A lot of footage is drawn from a variety of sources, the most affecting taken from Thus a Noise Speaks where we see Oda’s mother crying in a moment of emotional vulnerability. Tightly framed, it is highly intimate. Oda’s camera persistently films the woman, doggedly hovering in her face as she records a raw reaction to get material. The camera positions itself between mother and daughter and its proximity seems to violate private territory. It is a powerful sight and one can imagine it haunting Oda who admits in her narration she would never do it again, perhaps regretting the way she used her camera to translate the emotions of everyone in the film at the time.

It is sort of like an inciting incident, a ghost that she has to confront. As she recalls this and other moments from her memories, she questions the power of the camera to capture a presence, to cement people’s connections in film or shatter them, something she contemplates as she attends film school.

Bosnia, Sarajevo, the mine and myriad of remote villages in mountains and valleys she bravely explored whilst studying forms the majority of the geographical landscape shown on screen but the space of Oda’s memories and emotions that she travels through expands the world and gives the documentary its structure and potency. She bravely talks about her moments of solitude and the warm connections she made with people wholly unlike herself in her search for subjects. She encounters Roma people, coal miners, and others who take her into their lives and offer kindness and secrets. She is aware of her status as an outsider and the difficulty in communication, a Japanese woman with a camera and a small dictionary in remote areas of Europe, but she touches her subjects and they do the same to her. Oda’s position allows her freedom to investigate their lives in depth but in the process she feels the weight of trust and begins to look at the responsibility filmmakers face in how they represent others from different cultural and economic backgrounds. Seeing others in this light allows her to zero in on her family and then herself. By having clips of messages from her family interspersed between encounters in Bosnia, we see the evolution of her understanding of her career and what drives her creative passions, and a new sympathy is born for herself and others.
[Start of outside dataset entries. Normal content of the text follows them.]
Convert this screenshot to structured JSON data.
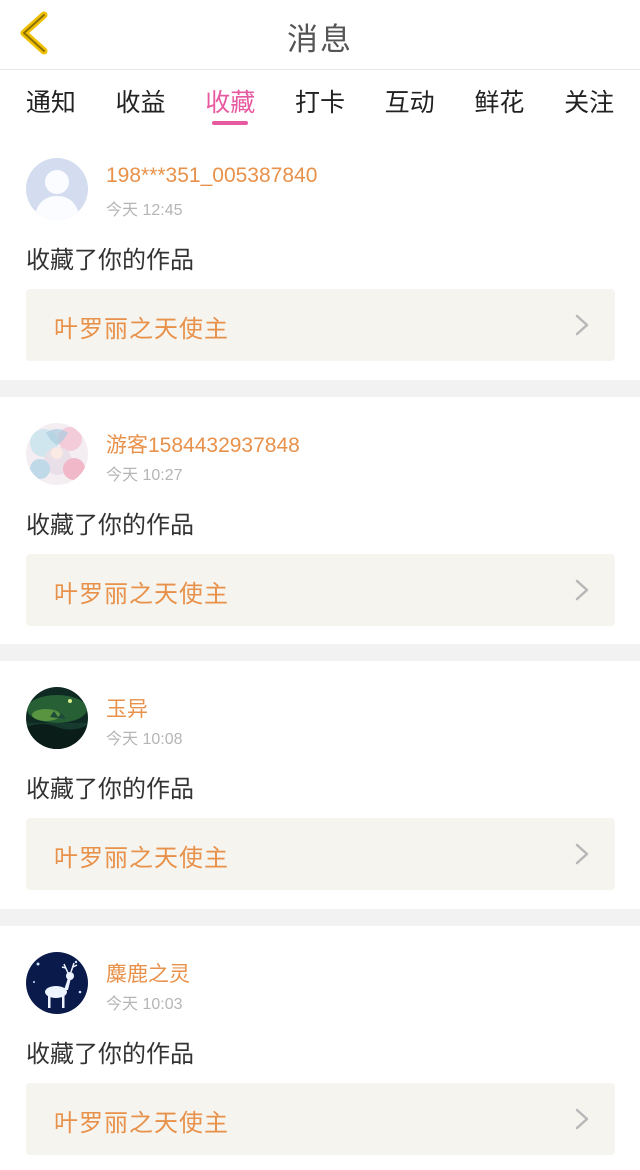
{
  "header": {
    "title": "消息",
    "back_icon": "chevron-left-icon"
  },
  "tabs": [
    {
      "label": "通知",
      "active": false
    },
    {
      "label": "收益",
      "active": false
    },
    {
      "label": "收藏",
      "active": true
    },
    {
      "label": "打卡",
      "active": false
    },
    {
      "label": "互动",
      "active": false
    },
    {
      "label": "鲜花",
      "active": false
    },
    {
      "label": "关注",
      "active": false
    }
  ],
  "colors": {
    "accent_pink": "#e85aa0",
    "username_orange": "#e8914a",
    "card_bg": "#f5f4ee",
    "back_icon_yellow": "#f0c000"
  },
  "items": [
    {
      "username": "198***351_005387840",
      "time": "今天 12:45",
      "action": "收藏了你的作品",
      "work_title": "叶罗丽之天使主",
      "avatar": "default-avatar"
    },
    {
      "username": "游客1584432937848",
      "time": "今天 10:27",
      "action": "收藏了你的作品",
      "work_title": "叶罗丽之天使主",
      "avatar": "anime-girl-avatar"
    },
    {
      "username": "玉异",
      "time": "今天 10:08",
      "action": "收藏了你的作品",
      "work_title": "叶罗丽之天使主",
      "avatar": "green-night-scene-avatar"
    },
    {
      "username": "麋鹿之灵",
      "time": "今天 10:03",
      "action": "收藏了你的作品",
      "work_title": "叶罗丽之天使主",
      "avatar": "white-deer-avatar"
    }
  ]
}
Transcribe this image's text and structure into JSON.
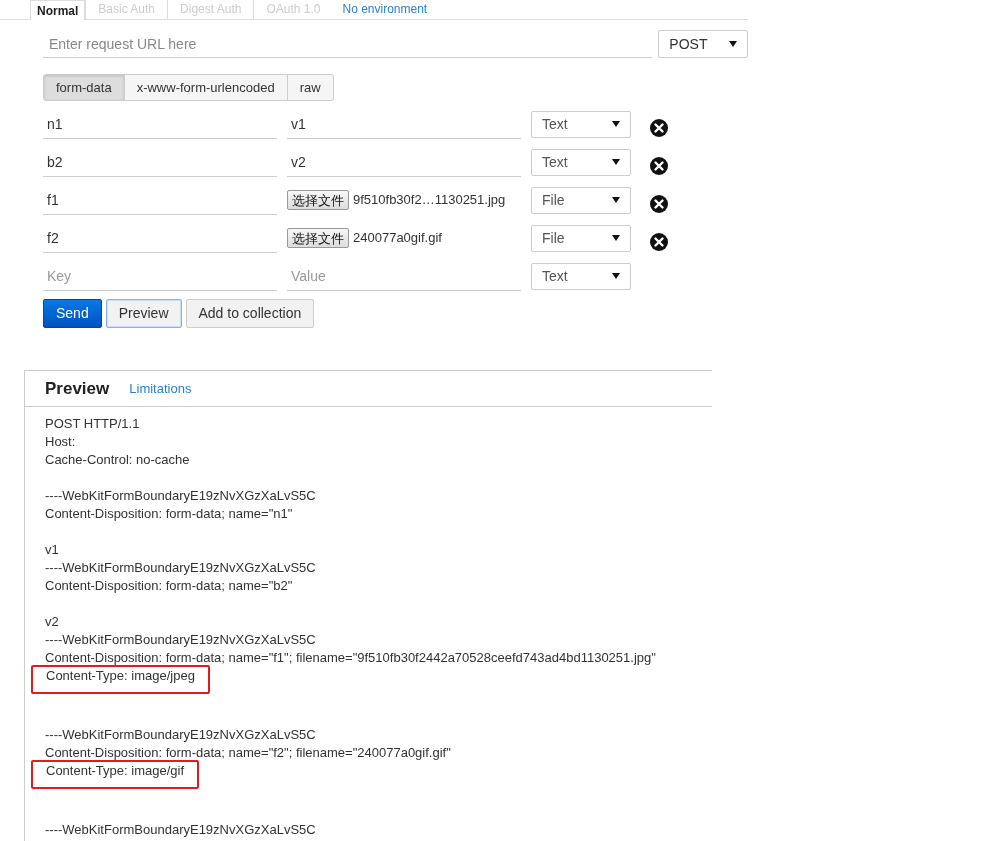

For Oda, film is about people, finding signs of life in spaces caught on film and she does this through poetic visuals that capture the essence of a person, often seen in close-up, and layering thoughtful narration to proceedings as she gains a sense of the beauty, fragility and preciousness of human connections and the desire to preserve them on camera. This is best illustrated when she shows Aragane to the miners and films the audience, herself amongst them. Pensive, she looks on. The results are warmly received but we empathise with her vulnerability in this moment.

It is an honest film that lays bare personal history and the creative process. Oda matures on screen as she bravely and unflinchingly looks back at her journey and finds her voice through thoughtful analysis that leads her to recognise how becoming an artist and a person involves others. Toward a Common Tenderness will inspire audiences to think about film in new ways and explore their own ideas of media.

Toward a Common Tenderness was shown on July 22 at JAPAN CUTS.